Richard Santalesa over at the InfoLawGroup has a great outline of the recent Ponemon report. He lists several important findings and is a great synopsis if you don’t want to read the whole thing. Here are some of his thoughts:
- The ability to prevent and detect data breaches has made strides, but is far from sufficient.
- What to say here that doesn’t have us all rushing to stick our heads in the oven? First, deep breath. On the downside, only 40% of healthcare organizations are confident today in their ability to prevent and detect patient data loss or theft, which clearly means we’re in worrying “Mayday! Mayday! Mayday!” territory. And with every organization under fiscal and performance pressure the situation is not likely to rapidly improve. That’s the bad news. But the report does note the positive that organizations are moving away from loosy goosey “ad hoc” processes towards regimented policies and procedures and security tech. Good. But we all have work to do in this area and, really, it again comes back to ensuring key personnel embrace security seriously and are then willing to personally backstop efforts to enable osmosis to imbue security awareness throughout their organizations.
- The carrot and the stick works. Sort of.
- Or as the report puts it “compliance encourages improvements in privacy and data security” – in English, this mean HHS OCR audits and fines have thrown fear into organizations with 68% of organizations having in response conducted and documented post data breach incident risk assessments. We all know that no one, well almost no one, enjoys the threat of HIPPA/HITECH penalties hanging over them, but it has enabled security personnel to point to the danger over the horizon and then stick a finger on their data map where it now says “Here be dragons!” to gain new attention for security efforts.
- Barriers to achieving a stronger defense against data breaches continue to be a shortage of technologies, funding and expertise.

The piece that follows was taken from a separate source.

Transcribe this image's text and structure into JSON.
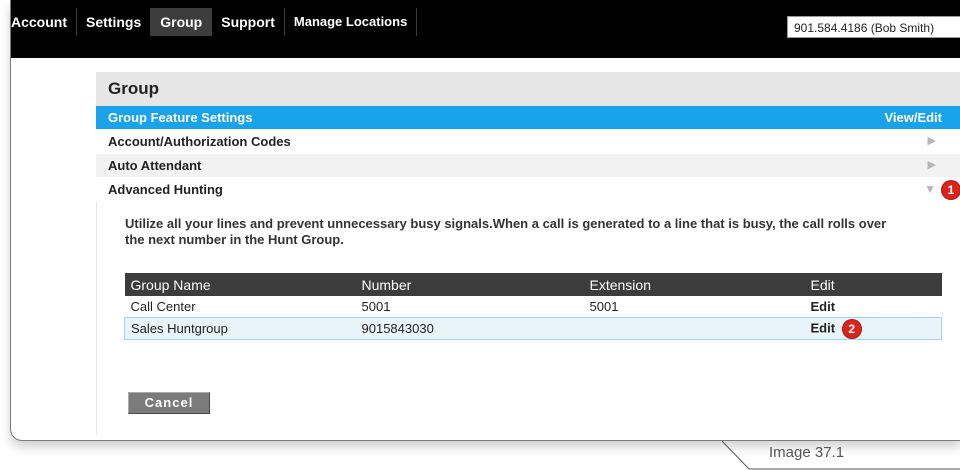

- In other words, “dog bites man.” Money is always short. Crucial skills are both fleeting and in short supply. Technology marches on at light speed. That said, a resounding 52% (up from 41% in 2010) of organizations agreed they have “sufficient” policies and procedures in place to prevent or quickly detect unauthorized patient data access, loss or theft. But policies and procedures are one thing. The proof of the pudding comes in when the data hits the road and on that front significant road rash was reported with only 27% of organizations stating they have enough security resources and 34% claiming their security budgets were satisfactory. As any road racer knows “your vehicle/cycle steers to where you’re looking.” No, that’s not a Zen koan.
You can read the full article here: Ponemon Study on Patient Privacy Highlights Security Failings